----- Recorded data -----

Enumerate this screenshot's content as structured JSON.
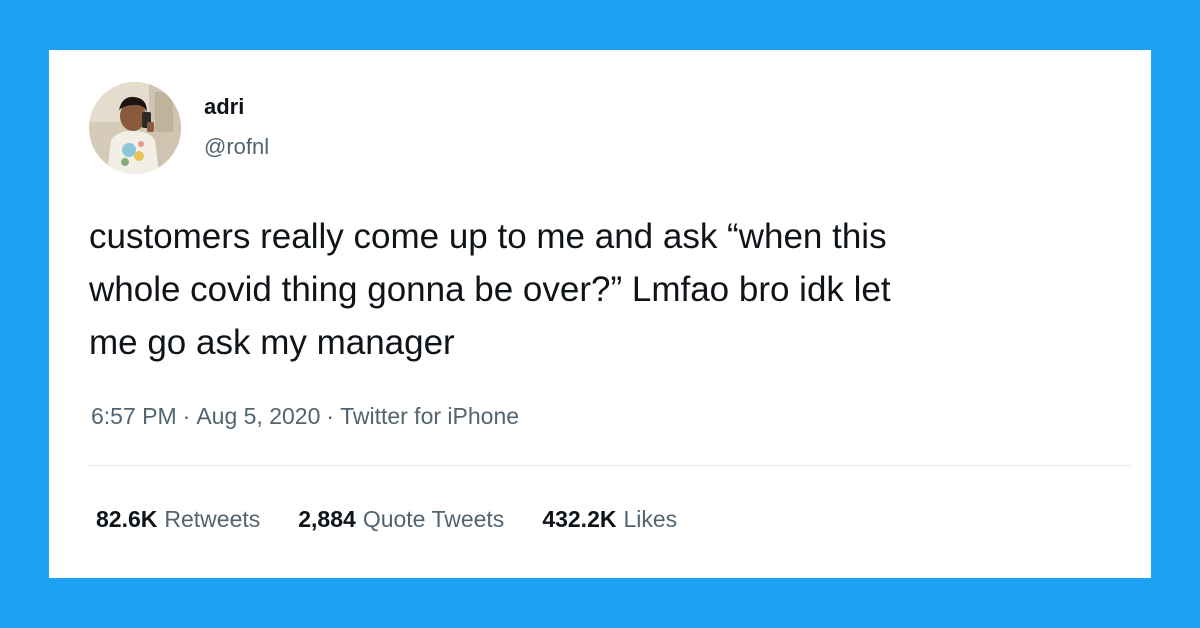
{
  "tweet": {
    "display_name": "adri",
    "handle": "@rofnl",
    "text_lines": [
      "customers really come up to me and ask “when this",
      "whole covid thing gonna be over?” Lmfao bro idk let",
      "me go ask my manager"
    ],
    "time": "6:57 PM",
    "date": "Aug 5, 2020",
    "source": "Twitter for iPhone",
    "separator": "·"
  },
  "stats": {
    "retweets_count": "82.6K",
    "retweets_label": "Retweets",
    "quotes_count": "2,884",
    "quotes_label": "Quote Tweets",
    "likes_count": "432.2K",
    "likes_label": "Likes"
  },
  "colors": {
    "background": "#1da1f2",
    "card": "#ffffff",
    "text_primary": "#0f1419",
    "text_secondary": "#536471"
  },
  "icons": {
    "avatar": "user-photo"
  }
}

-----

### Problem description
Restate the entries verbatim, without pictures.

### Response for this exercise
Enumerate this screenshot's content as structured JSON.
{
  "tweet": {
    "display_name": "adri",
    "handle": "@rofnl",
    "text_lines": [
      "customers really come up to me and ask “when this",
      "whole covid thing gonna be over?” Lmfao bro idk let",
      "me go ask my manager"
    ],
    "time": "6:57 PM",
    "date": "Aug 5, 2020",
    "source": "Twitter for iPhone",
    "separator": "·"
  },
  "stats": {
    "retweets_count": "82.6K",
    "retweets_label": "Retweets",
    "quotes_count": "2,884",
    "quotes_label": "Quote Tweets",
    "likes_count": "432.2K",
    "likes_label": "Likes"
  },
  "colors": {
    "background": "#1da1f2",
    "card": "#ffffff",
    "text_primary": "#0f1419",
    "text_secondary": "#536471"
  },
  "icons": {
    "avatar": "user-photo"
  }
}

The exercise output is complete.